**Task goal**:
Which lines of the data below include the string "letters"? Return each of them.

**Input**:
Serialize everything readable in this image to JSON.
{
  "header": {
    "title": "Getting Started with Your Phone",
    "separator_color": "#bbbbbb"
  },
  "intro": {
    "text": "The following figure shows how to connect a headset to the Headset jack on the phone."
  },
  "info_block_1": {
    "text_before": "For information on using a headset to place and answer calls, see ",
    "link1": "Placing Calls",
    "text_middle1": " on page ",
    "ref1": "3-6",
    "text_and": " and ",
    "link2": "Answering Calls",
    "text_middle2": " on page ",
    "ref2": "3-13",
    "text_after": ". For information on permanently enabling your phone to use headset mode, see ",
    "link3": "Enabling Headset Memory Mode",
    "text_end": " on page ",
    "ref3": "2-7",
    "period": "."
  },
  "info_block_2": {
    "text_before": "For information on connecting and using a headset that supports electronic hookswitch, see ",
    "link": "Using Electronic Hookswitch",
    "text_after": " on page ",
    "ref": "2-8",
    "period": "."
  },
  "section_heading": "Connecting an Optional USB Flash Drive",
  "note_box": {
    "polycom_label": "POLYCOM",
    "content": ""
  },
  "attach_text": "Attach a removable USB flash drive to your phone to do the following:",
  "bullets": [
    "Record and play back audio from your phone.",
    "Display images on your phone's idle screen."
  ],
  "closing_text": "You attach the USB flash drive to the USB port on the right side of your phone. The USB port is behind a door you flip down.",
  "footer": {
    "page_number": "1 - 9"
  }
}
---
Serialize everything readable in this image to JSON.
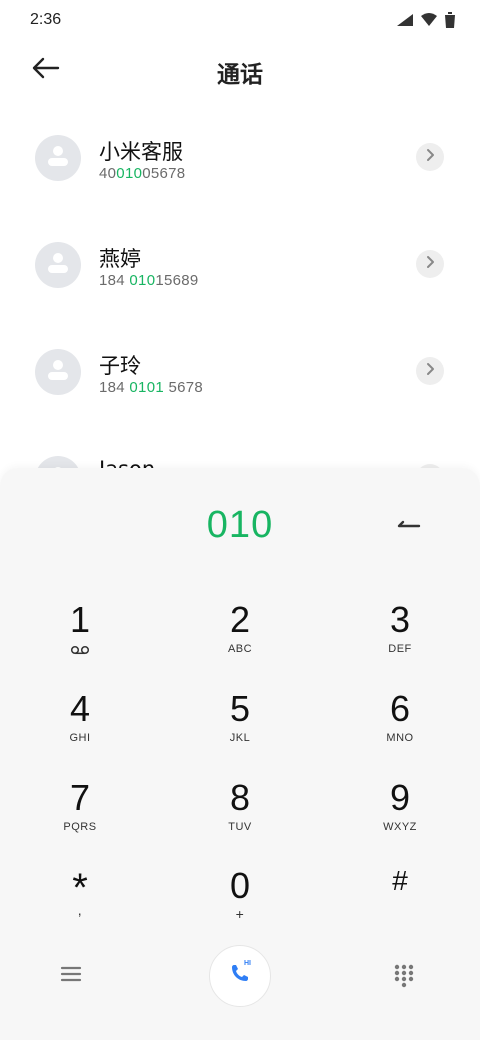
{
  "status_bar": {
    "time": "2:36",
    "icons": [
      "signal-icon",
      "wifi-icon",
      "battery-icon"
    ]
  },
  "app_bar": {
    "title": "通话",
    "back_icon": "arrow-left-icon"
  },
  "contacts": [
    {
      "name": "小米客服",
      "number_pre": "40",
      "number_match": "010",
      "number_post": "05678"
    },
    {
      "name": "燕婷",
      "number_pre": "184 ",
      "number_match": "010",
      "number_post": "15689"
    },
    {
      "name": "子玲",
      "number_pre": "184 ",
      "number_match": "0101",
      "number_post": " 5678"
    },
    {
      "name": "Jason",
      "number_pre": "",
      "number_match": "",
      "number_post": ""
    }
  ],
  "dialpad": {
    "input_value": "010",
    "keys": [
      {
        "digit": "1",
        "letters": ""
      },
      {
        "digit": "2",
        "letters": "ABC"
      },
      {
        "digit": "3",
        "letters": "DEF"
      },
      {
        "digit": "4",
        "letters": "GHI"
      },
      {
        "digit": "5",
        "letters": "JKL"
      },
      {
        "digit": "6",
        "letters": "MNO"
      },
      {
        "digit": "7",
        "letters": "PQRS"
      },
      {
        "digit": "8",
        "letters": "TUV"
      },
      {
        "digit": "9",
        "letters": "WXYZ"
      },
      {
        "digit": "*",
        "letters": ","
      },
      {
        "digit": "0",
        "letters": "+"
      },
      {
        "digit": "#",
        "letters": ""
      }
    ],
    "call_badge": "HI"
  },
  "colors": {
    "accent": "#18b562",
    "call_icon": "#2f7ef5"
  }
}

**Response to the task**:
        "letters": ""
        "letters": "ABC"
        "letters": "DEF"
        "letters": "GHI"
        "letters": "JKL"
        "letters": "MNO"
        "letters": "PQRS"
        "letters": "TUV"
        "letters": "WXYZ"
        "letters": ","
        "letters": "+"
        "letters": ""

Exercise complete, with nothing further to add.